Tory proposals to allow developers to come to financial arrangements with objecting neighbours in order to secure their support have been denounced as “cheque-book planning”

The proposal, contained in this week’s planning green paper, says developers can come to “voluntary agreements” with neighbours in order to compensate them for the impact of development.

The Tories also plan to give immediate neighbours the right to force a formal assessment of plans by the planning authority, if they object to any scheme. However, the green paper adds that the Tories expect developers in many cases to avoid this formal assessment by paying neighbours.

Beverley Firth, planning partner at law firm Mills & Reeve, said the move was in direct conflict with a central tenet of the planning system – that consent should not be bought. She said: “‘Voluntary agreements to compensate’ could lead to parish councils trying to decide what compensation they should get to allow the development or even developers being held to ransom.”

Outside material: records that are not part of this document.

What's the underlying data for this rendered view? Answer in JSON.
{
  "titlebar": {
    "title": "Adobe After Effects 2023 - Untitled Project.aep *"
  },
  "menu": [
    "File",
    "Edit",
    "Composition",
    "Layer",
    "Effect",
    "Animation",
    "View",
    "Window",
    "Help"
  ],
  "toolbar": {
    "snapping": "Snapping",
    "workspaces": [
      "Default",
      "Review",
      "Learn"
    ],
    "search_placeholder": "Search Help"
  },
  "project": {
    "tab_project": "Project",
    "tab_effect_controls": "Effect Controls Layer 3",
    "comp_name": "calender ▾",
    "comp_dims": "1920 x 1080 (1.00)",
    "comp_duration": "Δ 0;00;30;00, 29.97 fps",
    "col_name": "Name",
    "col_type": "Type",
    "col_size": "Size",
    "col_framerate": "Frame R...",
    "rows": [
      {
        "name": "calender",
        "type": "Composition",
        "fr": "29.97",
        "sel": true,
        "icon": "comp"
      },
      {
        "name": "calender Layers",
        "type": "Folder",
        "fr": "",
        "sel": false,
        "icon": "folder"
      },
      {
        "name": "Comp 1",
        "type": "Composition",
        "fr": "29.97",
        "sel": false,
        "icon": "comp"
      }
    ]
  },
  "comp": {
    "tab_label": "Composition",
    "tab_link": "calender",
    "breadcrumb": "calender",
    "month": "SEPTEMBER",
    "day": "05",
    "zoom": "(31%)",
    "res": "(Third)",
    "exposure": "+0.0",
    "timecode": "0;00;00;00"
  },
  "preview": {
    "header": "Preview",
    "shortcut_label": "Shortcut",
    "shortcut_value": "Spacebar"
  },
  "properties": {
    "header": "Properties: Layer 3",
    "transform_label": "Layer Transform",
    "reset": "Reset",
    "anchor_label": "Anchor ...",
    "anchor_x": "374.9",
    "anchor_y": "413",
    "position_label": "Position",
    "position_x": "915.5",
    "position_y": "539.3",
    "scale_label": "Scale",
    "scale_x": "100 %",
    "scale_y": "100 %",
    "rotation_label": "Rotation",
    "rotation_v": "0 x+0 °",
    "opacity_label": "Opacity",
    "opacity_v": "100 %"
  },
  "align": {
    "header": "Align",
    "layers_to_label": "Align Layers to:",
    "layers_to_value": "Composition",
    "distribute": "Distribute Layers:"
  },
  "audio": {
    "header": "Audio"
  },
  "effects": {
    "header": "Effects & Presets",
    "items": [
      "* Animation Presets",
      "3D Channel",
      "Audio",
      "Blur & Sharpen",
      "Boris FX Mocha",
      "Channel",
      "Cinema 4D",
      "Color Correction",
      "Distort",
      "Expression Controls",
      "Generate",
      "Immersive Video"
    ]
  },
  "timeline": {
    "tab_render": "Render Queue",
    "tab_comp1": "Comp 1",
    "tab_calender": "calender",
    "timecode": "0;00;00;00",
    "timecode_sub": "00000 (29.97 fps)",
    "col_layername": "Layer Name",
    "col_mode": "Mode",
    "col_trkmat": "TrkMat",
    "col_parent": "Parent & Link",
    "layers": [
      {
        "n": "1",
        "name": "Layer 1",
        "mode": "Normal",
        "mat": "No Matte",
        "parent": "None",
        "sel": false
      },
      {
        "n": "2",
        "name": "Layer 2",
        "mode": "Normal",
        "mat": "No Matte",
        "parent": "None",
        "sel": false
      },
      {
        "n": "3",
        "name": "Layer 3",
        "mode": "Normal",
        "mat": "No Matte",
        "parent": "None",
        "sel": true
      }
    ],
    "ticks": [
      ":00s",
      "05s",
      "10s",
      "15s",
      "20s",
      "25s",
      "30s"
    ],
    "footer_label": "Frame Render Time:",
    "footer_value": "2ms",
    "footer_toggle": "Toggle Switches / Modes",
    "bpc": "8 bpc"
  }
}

Ian Tant, senior partner at Barton Willmore, said the proposal was a cause for concern: “It gets very close to cheque-book planning.”